══ RECORDS FOR PROCESSING

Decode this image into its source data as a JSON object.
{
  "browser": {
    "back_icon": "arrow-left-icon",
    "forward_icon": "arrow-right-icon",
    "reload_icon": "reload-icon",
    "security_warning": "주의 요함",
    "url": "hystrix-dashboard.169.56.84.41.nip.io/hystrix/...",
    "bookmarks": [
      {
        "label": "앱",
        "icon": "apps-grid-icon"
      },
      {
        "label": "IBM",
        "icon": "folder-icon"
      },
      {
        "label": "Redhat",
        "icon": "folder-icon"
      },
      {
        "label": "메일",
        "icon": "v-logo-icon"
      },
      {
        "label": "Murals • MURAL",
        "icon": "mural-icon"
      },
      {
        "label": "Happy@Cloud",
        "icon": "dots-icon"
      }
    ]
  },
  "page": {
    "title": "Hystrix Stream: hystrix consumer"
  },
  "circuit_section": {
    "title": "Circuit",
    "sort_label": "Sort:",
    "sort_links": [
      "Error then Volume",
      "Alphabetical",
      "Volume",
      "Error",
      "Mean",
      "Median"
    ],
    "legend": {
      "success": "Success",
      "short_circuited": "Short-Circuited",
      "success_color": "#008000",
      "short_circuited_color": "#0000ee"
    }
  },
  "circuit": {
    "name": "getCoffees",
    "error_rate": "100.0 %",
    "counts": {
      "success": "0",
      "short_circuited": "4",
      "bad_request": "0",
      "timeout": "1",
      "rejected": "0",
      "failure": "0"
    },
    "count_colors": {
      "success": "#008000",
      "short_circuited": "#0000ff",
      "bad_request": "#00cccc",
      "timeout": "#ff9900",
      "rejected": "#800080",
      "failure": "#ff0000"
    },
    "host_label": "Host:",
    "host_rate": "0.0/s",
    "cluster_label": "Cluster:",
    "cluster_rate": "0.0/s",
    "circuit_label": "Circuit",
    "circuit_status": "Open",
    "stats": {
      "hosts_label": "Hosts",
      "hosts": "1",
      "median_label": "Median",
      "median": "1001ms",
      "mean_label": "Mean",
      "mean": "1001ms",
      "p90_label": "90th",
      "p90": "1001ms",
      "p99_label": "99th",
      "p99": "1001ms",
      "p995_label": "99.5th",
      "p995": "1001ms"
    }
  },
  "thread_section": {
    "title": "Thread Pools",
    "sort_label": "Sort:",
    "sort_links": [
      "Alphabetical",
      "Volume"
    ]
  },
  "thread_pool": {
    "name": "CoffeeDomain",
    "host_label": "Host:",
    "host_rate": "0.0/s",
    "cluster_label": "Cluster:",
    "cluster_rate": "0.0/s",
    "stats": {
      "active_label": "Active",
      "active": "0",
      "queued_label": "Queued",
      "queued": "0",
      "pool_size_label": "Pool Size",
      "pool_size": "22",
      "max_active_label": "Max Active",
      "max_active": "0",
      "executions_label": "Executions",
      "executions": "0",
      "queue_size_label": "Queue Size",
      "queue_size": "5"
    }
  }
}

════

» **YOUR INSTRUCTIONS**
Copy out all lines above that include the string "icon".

» **RESPONSE AREA**
    "back_icon": "arrow-left-icon",
    "forward_icon": "arrow-right-icon",
    "reload_icon": "reload-icon",
        "icon": "apps-grid-icon"
        "icon": "folder-icon"
        "icon": "folder-icon"
        "icon": "v-logo-icon"
        "icon": "mural-icon"
        "icon": "dots-icon"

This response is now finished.